== Exercise details ==
The response must consist of all the records, retyped exactly.

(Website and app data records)

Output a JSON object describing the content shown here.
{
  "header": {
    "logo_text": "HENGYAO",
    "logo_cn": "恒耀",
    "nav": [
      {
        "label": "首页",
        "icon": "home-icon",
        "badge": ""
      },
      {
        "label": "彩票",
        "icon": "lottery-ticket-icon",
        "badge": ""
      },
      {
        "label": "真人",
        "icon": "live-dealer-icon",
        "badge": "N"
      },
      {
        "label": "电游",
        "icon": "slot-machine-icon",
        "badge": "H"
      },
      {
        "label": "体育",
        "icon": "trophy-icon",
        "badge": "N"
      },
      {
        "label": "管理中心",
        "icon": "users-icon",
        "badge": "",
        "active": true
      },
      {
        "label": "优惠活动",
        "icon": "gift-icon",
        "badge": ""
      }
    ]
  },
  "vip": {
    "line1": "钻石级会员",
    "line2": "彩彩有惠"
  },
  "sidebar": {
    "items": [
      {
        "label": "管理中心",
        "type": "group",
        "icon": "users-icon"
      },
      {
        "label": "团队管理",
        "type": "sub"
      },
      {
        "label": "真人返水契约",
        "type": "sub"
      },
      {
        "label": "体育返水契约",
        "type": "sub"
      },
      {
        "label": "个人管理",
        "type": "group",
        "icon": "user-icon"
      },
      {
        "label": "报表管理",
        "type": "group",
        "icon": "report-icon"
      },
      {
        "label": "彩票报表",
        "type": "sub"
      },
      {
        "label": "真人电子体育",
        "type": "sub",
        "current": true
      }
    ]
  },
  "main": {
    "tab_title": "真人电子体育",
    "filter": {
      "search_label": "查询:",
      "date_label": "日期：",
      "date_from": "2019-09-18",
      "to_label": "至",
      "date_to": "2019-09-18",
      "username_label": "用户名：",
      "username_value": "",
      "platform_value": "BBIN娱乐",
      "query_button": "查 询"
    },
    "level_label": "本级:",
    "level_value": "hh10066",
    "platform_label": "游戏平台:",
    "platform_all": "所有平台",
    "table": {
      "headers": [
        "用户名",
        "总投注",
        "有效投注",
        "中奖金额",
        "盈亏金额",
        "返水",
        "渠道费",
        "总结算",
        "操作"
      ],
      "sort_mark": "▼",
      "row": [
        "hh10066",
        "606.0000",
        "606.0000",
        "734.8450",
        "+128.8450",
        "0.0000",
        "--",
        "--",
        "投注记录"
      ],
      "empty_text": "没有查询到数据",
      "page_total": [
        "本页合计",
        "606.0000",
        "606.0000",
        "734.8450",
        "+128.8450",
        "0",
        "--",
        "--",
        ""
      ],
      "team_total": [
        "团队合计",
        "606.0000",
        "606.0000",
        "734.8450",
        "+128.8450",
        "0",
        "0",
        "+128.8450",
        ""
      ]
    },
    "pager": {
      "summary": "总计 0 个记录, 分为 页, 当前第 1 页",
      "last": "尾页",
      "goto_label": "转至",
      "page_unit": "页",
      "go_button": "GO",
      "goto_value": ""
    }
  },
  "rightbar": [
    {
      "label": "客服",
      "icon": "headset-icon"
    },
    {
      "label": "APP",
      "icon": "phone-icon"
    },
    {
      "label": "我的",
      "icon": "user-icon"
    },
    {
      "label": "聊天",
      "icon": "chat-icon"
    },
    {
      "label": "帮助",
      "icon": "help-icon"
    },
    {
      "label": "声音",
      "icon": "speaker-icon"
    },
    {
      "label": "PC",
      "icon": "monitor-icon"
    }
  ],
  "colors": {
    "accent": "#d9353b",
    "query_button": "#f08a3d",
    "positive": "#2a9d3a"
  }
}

== Response area ==
Output a JSON object describing the content shown here.
{
  "header": {
    "logo_text": "HENGYAO",
    "logo_cn": "恒耀",
    "nav": [
      {
        "label": "首页",
        "icon": "home-icon",
        "badge": ""
      },
      {
        "label": "彩票",
        "icon": "lottery-ticket-icon",
        "badge": ""
      },
      {
        "label": "真人",
        "icon": "live-dealer-icon",
        "badge": "N"
      },
      {
        "label": "电游",
        "icon": "slot-machine-icon",
        "badge": "H"
      },
      {
        "label": "体育",
        "icon": "trophy-icon",
        "badge": "N"
      },
      {
        "label": "管理中心",
        "icon": "users-icon",
        "badge": "",
        "active": true
      },
      {
        "label": "优惠活动",
        "icon": "gift-icon",
        "badge": ""
      }
    ]
  },
  "vip": {
    "line1": "钻石级会员",
    "line2": "彩彩有惠"
  },
  "sidebar": {
    "items": [
      {
        "label": "管理中心",
        "type": "group",
        "icon": "users-icon"
      },
      {
        "label": "团队管理",
        "type": "sub"
      },
      {
        "label": "真人返水契约",
        "type": "sub"
      },
      {
        "label": "体育返水契约",
        "type": "sub"
      },
      {
        "label": "个人管理",
        "type": "group",
        "icon": "user-icon"
      },
      {
        "label": "报表管理",
        "type": "group",
        "icon": "report-icon"
      },
      {
        "label": "彩票报表",
        "type": "sub"
      },
      {
        "label": "真人电子体育",
        "type": "sub",
        "current": true
      }
    ]
  },
  "main": {
    "tab_title": "真人电子体育",
    "filter": {
      "search_label": "查询:",
      "date_label": "日期：",
      "date_from": "2019-09-18",
      "to_label": "至",
      "date_to": "2019-09-18",
      "username_label": "用户名：",
      "username_value": "",
      "platform_value": "BBIN娱乐",
      "query_button": "查 询"
    },
    "level_label": "本级:",
    "level_value": "hh10066",
    "platform_label": "游戏平台:",
    "platform_all": "所有平台",
    "table": {
      "headers": [
        "用户名",
        "总投注",
        "有效投注",
        "中奖金额",
        "盈亏金额",
        "返水",
        "渠道费",
        "总结算",
        "操作"
      ],
      "sort_mark": "▼",
      "row": [
        "hh10066",
        "606.0000",
        "606.0000",
        "734.8450",
        "+128.8450",
        "0.0000",
        "--",
        "--",
        "投注记录"
      ],
      "empty_text": "没有查询到数据",
      "page_total": [
        "本页合计",
        "606.0000",
        "606.0000",
        "734.8450",
        "+128.8450",
        "0",
        "--",
        "--",
        ""
      ],
      "team_total": [
        "团队合计",
        "606.0000",
        "606.0000",
        "734.8450",
        "+128.8450",
        "0",
        "0",
        "+128.8450",
        ""
      ]
    },
    "pager": {
      "summary": "总计 0 个记录, 分为 页, 当前第 1 页",
      "last": "尾页",
      "goto_label": "转至",
      "page_unit": "页",
      "go_button": "GO",
      "goto_value": ""
    }
  },
  "rightbar": [
    {
      "label": "客服",
      "icon": "headset-icon"
    },
    {
      "label": "APP",
      "icon": "phone-icon"
    },
    {
      "label": "我的",
      "icon": "user-icon"
    },
    {
      "label": "聊天",
      "icon": "chat-icon"
    },
    {
      "label": "帮助",
      "icon": "help-icon"
    },
    {
      "label": "声音",
      "icon": "speaker-icon"
    },
    {
      "label": "PC",
      "icon": "monitor-icon"
    }
  ],
  "colors": {
    "accent": "#d9353b",
    "query_button": "#f08a3d",
    "positive": "#2a9d3a"
  }
}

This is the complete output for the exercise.